• EXERCISE DETAILS
Please state how many lines in the records below contain the word "arrow"; the answer should be a number and nothing else.

(RECORD SET begins)

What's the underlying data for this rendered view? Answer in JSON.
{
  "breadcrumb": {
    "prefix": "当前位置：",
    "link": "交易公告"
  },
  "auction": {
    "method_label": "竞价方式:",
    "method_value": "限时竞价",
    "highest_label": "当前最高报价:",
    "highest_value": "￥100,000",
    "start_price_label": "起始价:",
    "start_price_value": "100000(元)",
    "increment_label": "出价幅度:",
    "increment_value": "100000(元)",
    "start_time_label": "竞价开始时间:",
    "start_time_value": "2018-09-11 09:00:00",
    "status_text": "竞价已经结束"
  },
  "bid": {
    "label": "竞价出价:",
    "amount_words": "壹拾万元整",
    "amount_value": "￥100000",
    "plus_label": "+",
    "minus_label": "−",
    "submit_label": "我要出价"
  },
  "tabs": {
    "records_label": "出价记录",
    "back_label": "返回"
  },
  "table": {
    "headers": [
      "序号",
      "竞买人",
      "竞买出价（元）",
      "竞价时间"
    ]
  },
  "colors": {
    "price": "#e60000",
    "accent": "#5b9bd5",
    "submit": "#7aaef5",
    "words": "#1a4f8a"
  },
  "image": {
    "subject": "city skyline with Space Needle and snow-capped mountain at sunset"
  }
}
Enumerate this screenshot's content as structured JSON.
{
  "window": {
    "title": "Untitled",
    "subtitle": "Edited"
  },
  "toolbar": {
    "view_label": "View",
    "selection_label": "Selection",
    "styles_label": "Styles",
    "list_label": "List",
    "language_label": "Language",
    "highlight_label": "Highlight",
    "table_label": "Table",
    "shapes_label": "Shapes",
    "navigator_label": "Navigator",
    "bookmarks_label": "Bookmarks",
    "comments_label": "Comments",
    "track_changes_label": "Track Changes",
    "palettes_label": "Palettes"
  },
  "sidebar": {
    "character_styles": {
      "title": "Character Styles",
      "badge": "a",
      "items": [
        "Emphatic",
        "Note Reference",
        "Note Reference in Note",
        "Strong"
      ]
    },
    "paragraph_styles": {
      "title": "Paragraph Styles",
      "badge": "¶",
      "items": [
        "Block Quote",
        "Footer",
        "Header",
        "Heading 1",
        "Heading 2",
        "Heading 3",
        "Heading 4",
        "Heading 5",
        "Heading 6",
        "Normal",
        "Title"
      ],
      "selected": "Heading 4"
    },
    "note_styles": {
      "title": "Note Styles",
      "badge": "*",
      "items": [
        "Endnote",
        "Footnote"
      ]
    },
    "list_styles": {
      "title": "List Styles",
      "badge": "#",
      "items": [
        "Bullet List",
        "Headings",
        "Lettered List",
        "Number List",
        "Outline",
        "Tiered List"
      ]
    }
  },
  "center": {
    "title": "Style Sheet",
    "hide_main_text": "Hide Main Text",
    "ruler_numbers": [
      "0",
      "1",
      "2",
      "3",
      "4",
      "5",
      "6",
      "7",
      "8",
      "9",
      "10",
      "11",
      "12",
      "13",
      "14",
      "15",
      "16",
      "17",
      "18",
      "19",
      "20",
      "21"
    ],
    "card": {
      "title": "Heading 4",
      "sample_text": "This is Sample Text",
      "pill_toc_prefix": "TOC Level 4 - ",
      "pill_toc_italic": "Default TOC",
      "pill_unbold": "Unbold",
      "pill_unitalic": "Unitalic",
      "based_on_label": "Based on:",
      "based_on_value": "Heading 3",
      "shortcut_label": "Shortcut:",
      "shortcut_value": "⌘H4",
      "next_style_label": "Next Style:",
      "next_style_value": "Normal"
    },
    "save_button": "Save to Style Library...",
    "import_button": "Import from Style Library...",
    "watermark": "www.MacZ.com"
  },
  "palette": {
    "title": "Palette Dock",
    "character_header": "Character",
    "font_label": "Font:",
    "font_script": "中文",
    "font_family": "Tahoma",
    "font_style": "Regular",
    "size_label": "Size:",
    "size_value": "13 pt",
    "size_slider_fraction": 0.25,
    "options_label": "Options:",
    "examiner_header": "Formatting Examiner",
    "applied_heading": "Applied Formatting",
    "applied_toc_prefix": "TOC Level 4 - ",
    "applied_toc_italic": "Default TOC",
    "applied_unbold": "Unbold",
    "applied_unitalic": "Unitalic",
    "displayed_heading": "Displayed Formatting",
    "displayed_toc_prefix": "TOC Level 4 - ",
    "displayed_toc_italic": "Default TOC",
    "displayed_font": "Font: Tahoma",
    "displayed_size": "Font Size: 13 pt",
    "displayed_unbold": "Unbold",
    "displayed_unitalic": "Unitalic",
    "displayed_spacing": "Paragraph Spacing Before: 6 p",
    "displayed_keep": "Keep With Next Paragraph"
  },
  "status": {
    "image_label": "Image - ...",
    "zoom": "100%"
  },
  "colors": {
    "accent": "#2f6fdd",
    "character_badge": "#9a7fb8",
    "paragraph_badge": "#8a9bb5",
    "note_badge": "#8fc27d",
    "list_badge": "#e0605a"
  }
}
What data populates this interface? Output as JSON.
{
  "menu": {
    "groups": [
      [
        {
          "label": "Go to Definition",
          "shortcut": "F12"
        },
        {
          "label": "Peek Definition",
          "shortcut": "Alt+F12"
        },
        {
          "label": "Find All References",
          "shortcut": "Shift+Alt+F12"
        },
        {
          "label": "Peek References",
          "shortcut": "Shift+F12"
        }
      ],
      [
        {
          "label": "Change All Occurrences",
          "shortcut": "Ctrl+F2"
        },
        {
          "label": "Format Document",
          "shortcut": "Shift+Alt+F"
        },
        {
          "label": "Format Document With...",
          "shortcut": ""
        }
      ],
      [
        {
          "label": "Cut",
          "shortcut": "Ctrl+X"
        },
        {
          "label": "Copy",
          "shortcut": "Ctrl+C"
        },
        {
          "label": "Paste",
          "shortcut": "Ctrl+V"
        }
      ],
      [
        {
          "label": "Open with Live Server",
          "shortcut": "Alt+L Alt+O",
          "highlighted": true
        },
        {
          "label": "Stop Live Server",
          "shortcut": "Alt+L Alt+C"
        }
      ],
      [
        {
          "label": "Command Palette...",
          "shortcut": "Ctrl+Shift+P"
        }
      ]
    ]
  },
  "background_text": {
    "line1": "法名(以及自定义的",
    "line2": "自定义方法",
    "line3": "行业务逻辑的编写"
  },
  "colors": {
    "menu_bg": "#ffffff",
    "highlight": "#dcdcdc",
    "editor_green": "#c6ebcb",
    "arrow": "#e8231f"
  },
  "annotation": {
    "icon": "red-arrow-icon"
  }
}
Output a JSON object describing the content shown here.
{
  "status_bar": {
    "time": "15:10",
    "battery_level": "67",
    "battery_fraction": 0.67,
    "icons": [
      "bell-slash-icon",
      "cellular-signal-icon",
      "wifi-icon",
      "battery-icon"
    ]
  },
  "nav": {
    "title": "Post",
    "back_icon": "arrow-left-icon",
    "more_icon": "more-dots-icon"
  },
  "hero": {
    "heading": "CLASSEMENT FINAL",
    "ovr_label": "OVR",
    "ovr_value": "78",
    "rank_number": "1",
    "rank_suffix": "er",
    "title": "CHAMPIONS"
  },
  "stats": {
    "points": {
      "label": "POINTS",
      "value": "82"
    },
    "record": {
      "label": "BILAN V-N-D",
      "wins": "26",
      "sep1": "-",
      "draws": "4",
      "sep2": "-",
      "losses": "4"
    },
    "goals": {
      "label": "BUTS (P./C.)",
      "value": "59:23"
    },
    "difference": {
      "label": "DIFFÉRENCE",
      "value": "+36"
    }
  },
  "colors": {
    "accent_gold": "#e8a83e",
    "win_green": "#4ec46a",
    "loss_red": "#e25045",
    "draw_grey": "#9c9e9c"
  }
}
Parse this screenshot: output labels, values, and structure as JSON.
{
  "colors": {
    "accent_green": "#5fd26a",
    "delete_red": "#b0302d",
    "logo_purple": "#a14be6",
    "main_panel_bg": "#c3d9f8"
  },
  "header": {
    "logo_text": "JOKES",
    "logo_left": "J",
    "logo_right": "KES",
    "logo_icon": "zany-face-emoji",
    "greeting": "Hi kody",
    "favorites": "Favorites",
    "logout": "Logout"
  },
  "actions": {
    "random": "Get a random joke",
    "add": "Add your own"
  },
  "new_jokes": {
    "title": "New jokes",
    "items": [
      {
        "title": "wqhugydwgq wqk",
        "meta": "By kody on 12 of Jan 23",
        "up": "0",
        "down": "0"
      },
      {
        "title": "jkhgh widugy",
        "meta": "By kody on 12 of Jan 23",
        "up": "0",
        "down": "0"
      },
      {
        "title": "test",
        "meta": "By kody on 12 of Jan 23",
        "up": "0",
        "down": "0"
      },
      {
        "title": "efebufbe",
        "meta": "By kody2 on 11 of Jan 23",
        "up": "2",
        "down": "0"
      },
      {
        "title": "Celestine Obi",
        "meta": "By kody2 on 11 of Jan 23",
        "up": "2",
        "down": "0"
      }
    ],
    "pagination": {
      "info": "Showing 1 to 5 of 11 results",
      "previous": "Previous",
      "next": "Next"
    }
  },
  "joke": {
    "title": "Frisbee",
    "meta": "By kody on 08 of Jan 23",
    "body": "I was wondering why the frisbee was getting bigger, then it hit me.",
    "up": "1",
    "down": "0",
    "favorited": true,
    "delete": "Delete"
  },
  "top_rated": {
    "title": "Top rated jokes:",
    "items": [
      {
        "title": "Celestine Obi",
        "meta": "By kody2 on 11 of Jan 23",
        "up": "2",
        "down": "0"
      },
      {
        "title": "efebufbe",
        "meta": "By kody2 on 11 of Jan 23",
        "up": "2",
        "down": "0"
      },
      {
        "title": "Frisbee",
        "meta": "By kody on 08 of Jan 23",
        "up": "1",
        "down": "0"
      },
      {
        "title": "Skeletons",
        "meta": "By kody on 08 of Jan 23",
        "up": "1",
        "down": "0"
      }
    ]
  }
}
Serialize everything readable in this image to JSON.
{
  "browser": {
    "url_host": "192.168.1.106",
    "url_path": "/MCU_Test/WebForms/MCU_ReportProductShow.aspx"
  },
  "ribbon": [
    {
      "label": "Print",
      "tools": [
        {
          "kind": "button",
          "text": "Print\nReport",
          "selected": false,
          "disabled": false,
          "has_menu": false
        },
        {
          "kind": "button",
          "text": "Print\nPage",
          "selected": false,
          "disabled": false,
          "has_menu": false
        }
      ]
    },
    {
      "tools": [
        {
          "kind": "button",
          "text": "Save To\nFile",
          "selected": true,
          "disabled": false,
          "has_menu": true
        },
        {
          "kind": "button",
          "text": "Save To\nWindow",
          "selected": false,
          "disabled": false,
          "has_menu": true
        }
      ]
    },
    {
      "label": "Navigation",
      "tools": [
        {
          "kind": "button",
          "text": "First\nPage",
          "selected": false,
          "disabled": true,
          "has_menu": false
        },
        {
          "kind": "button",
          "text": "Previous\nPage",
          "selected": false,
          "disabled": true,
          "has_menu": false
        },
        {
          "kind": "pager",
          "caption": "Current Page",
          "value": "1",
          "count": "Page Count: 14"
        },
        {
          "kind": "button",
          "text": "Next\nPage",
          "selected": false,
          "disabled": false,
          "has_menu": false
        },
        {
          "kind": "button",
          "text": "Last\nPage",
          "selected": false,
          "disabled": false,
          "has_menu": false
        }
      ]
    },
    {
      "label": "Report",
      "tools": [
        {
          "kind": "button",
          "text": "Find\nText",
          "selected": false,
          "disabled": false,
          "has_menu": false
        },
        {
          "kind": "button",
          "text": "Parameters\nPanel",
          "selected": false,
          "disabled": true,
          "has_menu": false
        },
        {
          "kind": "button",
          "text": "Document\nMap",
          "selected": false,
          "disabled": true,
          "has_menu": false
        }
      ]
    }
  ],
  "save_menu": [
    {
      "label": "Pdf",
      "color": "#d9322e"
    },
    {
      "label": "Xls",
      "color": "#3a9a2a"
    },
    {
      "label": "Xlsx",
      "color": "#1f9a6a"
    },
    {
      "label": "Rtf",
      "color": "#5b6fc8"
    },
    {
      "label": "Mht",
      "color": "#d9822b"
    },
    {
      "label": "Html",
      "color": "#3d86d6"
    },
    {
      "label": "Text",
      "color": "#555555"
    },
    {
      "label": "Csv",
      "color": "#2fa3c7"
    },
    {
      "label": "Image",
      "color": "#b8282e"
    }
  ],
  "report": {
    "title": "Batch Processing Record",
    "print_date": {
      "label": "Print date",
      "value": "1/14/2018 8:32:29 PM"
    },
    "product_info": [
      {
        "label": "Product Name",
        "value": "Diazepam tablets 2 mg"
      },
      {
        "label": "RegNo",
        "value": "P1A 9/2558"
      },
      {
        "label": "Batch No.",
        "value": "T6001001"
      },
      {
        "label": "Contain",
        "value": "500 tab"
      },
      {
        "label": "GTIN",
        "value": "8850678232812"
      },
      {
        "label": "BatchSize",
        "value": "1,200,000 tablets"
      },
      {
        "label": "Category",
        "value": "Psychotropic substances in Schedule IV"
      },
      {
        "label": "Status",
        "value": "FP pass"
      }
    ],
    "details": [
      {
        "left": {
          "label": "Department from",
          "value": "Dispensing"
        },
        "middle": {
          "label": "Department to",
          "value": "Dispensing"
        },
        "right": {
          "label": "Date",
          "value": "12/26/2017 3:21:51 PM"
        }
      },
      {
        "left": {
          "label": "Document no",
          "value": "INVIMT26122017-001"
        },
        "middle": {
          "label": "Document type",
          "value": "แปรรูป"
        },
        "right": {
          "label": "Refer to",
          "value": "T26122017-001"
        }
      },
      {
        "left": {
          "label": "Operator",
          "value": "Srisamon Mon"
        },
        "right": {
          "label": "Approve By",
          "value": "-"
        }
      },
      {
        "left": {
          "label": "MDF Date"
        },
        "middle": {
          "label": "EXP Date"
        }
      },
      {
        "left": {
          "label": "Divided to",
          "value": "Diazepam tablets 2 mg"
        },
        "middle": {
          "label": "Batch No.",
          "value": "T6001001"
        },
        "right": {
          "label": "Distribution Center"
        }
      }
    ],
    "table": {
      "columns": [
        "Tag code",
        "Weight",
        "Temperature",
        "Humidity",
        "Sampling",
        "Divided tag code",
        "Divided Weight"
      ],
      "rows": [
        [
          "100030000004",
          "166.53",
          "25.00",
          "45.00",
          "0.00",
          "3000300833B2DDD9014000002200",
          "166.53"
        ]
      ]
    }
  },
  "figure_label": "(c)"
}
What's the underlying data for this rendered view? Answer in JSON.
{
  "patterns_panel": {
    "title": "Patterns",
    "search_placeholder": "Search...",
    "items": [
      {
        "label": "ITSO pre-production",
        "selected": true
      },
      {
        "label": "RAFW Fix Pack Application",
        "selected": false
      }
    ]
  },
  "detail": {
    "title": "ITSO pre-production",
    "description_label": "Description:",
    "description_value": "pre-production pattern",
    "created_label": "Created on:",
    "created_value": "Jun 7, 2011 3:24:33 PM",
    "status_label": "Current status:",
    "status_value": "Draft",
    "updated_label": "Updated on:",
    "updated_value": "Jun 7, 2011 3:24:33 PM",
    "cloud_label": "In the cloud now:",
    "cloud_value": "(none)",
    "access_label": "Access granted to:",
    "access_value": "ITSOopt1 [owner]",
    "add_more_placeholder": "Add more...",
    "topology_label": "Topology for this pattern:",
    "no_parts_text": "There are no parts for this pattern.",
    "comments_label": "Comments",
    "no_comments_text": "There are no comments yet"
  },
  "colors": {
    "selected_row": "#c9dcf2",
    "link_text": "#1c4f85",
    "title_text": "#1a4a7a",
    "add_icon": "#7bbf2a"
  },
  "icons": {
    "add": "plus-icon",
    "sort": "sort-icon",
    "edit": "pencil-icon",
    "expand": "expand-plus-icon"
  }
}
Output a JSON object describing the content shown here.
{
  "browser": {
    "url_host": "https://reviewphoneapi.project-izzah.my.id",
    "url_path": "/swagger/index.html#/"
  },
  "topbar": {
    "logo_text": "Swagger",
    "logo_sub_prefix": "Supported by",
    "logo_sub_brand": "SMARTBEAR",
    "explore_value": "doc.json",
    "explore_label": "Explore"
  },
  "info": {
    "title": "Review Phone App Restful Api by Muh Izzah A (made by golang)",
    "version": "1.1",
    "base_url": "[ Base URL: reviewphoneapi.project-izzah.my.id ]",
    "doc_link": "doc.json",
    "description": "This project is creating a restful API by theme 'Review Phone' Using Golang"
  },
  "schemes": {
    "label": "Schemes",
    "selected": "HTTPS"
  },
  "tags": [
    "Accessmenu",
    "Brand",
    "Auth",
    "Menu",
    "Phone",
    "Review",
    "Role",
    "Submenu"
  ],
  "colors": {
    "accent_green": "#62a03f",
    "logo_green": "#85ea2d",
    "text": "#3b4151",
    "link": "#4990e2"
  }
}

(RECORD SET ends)

• ANSWER SPACE
3